A Landlord’s Guide to Locks
Published on October 28, 2019 by Adam Kuklinski
If you are a landlord reviewing your property’s security at the end of a tenancy, one of the most crucial aspects you’re going to need to look at is your locks.
Your doors and windows are the first line of defence when it comes to protecting your property and your tenants against intruders. This means they must be securely locked, come what may. Here’s what to consider where locks are concerned so you can be certain your property is secure, and your tenants have as much peace of mind as you do.
1. Ensure lock quality
It is of vital importance that lock quality is placed at the top of your security priority list. Lock snapping is a major issue with some 25 per cent of burglaries involving lock snapping according to the Master Locksmiths Association. The process involves breaking the lock cylinder to manipulate it into opening. The cylinder is the weakest point of the lock mechanism, and there is nothing specialist involved in compromising it.
Modern locks are designed to withstand the latest intrusion methods, so if your locks are starting to age, now is a good time to upgrade them. Take a look at locks designed using rotating discs rather than the traditional springs and pins. These are virtually snap proof.
Bear in mind your risk level when choosing locks. If your property is located in a particularly high risk area, or your property is especially high value, then you will need to commit to a greater investment in your lock quality.
2. Choose the right locks
The right lock for the right job is incredibly important. Not all locks are suitable or all doors and windows.
Timber doors need at least two locks, one of them being a five lever British Standard compliant deadlock, a five-lever British Standard compliant mortice lock or a British Standard compliant night latch that doesn’t need an internal key. The other lock should be a Yale lock (a rim night latch).
UPVC doors should not be fitted with regular mortice locks. Instead, they need cylinder locks and, for a greater level of security, you should choose an anti-snap model.
French doors can be particularly vulnerable due to the weak point between the two doors. So, choose a locking system that strengthens the weak point, such as a deadbolt, plus a mortice lock embedded into the door.
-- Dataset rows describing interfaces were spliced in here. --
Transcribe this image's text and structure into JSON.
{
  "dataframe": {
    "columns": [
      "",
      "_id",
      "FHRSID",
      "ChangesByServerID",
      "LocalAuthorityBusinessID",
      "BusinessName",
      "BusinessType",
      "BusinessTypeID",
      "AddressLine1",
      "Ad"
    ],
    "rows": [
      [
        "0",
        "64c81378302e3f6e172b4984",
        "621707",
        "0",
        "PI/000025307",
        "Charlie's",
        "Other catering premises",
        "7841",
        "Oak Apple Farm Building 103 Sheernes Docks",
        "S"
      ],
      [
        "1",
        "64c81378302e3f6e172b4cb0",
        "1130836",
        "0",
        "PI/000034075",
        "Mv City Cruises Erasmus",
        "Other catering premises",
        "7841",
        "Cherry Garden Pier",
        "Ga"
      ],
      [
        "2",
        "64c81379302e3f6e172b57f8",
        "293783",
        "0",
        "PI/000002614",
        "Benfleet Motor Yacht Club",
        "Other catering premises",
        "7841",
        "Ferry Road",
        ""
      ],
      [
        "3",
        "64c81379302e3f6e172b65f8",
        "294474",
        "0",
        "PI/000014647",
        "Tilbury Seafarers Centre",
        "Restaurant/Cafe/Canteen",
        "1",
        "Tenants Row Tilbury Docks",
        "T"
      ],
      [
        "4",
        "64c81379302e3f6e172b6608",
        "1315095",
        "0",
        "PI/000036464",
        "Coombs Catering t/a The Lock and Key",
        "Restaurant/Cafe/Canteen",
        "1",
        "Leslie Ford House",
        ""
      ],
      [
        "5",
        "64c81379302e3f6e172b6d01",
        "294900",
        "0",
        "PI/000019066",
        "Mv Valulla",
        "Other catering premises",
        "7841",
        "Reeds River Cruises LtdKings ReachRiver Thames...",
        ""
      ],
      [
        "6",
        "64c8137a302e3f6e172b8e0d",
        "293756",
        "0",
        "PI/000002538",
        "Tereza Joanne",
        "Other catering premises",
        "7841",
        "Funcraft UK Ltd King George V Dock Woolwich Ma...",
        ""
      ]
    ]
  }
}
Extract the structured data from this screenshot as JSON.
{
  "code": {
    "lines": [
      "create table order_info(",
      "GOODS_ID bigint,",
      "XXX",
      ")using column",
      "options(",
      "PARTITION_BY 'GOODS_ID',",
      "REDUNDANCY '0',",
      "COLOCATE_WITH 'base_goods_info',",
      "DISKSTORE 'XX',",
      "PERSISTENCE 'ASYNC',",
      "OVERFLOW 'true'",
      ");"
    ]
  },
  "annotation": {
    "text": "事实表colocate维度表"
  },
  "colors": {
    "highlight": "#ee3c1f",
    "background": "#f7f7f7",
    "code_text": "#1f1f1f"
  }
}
Additional locks at the top and bottom of the doors will reinforce security, and a three-point locking mechanism makes it possible to lock both doors at the same time. You could also go down the route of locking the two doors together by fitting double cylinder vertical deadbolts.
Patio doors without multi-point locking systems should be reinforced with additional locks. Bear in mind that patio doors can be a prime target for intruders, so as well as making sure you fit the right locks, you should also be considering further security, such as anti-lift devices.
3. Verify lock standards
You’ll need to be aware of lock standards, especially concerning insurance compliance. Your insurer will more often than not provide that main entry doors are fitted with a British Standard BS3621 five-level mortice deadlock. These locks can be deadlocked and the key taken out from either side so as to prevent anyone from gaining access or leaving without a key once locked.
Insurers usually ask that patio or French doors are fitted with a multi-point locking system, a bottom or top lock or a central rail key lock.
For total reassurance, look for the Sold Secure Quality Mark. This is a Police, insurance and Home Office recognised scheme run by the Master Locksmiths Association. All products listed under the scheme are tested and approved by industry experts.
4. Check lock condition
When it comes to rental property security, the condition of your locks is of equal importance as the quality. The high end lock you invested in several tenancies ago may still be working, but is it really as secure as it should be? Or has it sustained damage, perhaps due to an attempted break-in, or incorrect use or abuse by tenants?
Multipoint locks are known for their limited lifespans. Research by Yale reveals that there could be a million multipoint door locks still in use that are close to the end of their lifecycle, and that these could fail at any time. Multipoint locks including handles, locking points and the actual locks must checked for signs of failure. Make this part of your mid-term inspection.
5. Ensure locks are correctly fitted
Locks that have not been fitted properly are just as risky as poor quality locks. Even if you invest in a high quality lock, if you don’t have it professionally fitted, you just won’t benefit. Always invest in professional lock fitting for maximum peace of mind.
6. Check the condition of frames
Any lock is only as good as what it is fitted to. So, if your window or door frames are in poor order, your lock just won’t perform as you expect it to.
Timber frames are prone to rotting and will need regular checking and maintenance. Splitting wood and rotting timber signify time for replacement. A lock fitted to rotting wood won’t withstand force, regardless of its quality. UPVC or composite frames don’t need as much maintenance as timber frames, but they should still be checked to make sure they have not warped as the weather changed.
7. Educate tenants
Finally, make sure your tenants are security aware. Ensure they know how to properly use all the locks that secure your property, and how key safety works. Be sure to inform them on the importance of reporting issues with locks as soon as they realise them, without waiting until the next inspection. Let them know that this is for their own security as well as for the property in general.
Remember, an unbiased check-in report will document the quality of your locks so that you can compare it with the quality at check-out. Any issues that need attention will be flagged so you know to attend to them.